TASK BRIEF
Please count the lines in the data below that hold "name" and answer with the number by itself.

Collection entries
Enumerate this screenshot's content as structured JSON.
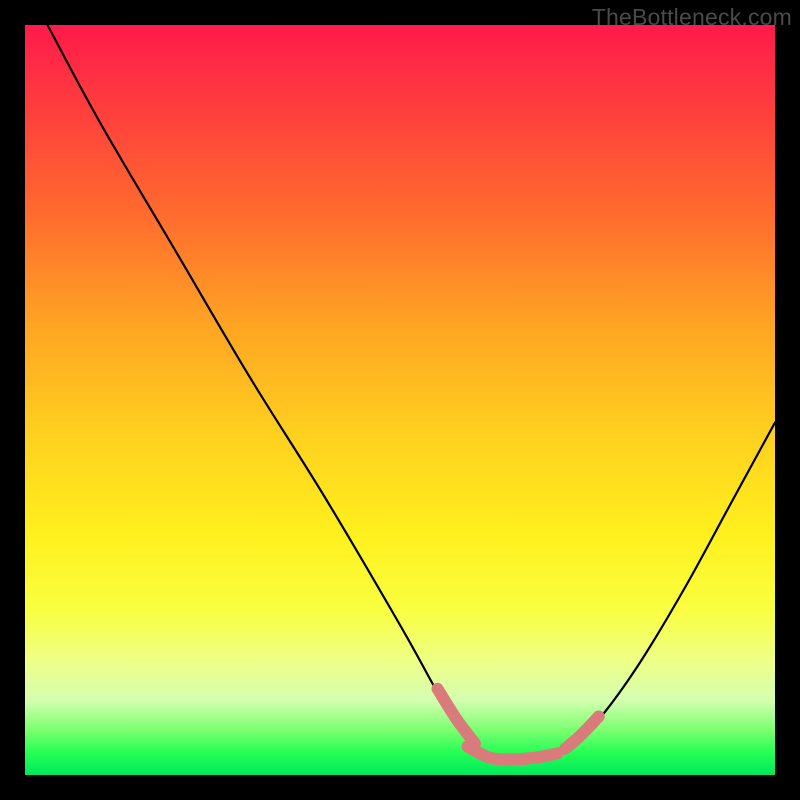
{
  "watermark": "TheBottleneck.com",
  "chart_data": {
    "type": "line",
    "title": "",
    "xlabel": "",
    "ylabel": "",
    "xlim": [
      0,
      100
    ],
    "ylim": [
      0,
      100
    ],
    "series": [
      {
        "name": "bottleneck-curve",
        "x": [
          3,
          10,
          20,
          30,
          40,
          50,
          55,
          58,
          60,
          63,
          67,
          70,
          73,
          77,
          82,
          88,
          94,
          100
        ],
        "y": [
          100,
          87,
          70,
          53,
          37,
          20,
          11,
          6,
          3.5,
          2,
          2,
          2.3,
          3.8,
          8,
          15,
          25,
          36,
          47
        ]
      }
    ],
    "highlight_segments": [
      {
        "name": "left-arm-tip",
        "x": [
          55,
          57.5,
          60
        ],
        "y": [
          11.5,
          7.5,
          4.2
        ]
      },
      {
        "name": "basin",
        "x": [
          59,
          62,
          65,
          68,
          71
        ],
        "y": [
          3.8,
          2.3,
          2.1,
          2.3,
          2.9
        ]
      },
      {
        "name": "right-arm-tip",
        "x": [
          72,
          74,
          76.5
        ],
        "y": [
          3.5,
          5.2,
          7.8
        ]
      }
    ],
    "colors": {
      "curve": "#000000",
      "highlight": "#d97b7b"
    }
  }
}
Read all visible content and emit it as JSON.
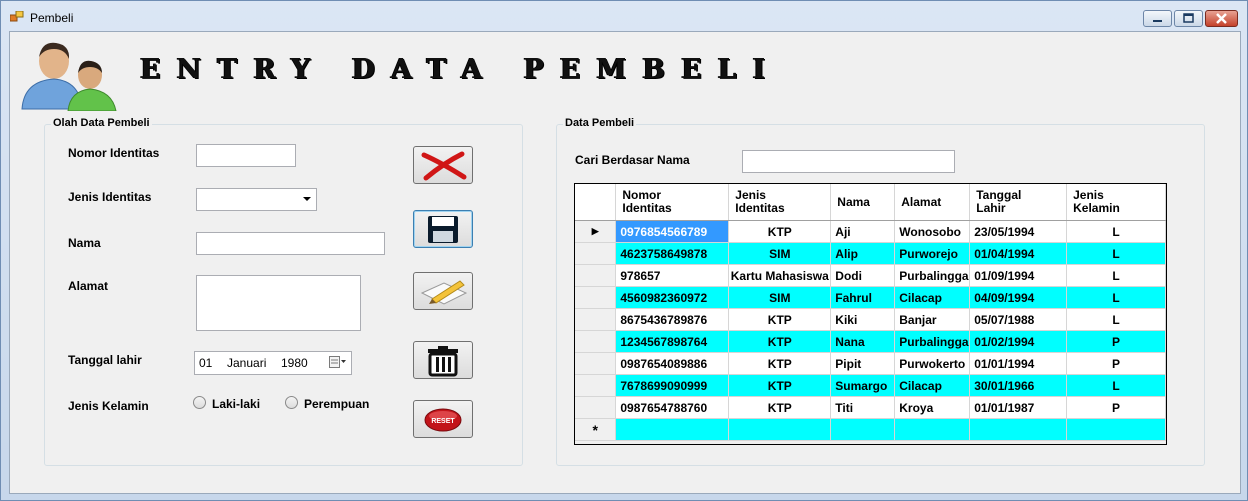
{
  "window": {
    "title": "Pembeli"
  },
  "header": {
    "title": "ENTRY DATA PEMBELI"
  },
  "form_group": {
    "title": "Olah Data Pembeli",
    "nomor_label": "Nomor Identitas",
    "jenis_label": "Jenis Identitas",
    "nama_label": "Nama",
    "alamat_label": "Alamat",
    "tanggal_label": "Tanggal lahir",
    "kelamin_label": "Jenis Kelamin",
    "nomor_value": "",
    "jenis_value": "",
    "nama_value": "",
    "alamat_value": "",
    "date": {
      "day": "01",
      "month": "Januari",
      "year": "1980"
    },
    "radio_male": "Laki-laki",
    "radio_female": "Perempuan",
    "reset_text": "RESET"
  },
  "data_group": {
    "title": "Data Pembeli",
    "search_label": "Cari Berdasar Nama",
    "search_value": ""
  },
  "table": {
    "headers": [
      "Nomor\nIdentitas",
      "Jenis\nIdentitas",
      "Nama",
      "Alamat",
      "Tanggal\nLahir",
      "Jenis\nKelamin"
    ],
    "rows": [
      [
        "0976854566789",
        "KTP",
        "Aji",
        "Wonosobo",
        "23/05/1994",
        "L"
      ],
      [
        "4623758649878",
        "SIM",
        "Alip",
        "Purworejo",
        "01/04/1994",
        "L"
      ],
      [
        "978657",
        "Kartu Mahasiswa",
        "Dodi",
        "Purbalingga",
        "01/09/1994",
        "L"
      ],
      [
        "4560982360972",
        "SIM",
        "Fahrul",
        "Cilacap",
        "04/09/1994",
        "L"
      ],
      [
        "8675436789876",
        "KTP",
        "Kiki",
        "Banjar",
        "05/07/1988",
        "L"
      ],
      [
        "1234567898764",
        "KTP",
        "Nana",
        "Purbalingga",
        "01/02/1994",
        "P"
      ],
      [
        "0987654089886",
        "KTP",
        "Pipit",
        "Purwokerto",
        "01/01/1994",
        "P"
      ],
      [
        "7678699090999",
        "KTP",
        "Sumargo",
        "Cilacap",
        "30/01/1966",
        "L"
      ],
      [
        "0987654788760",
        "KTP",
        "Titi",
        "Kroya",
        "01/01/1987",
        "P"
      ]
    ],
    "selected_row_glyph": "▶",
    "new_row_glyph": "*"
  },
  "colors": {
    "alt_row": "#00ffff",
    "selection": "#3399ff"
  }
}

EXERCISE RESPONSE
4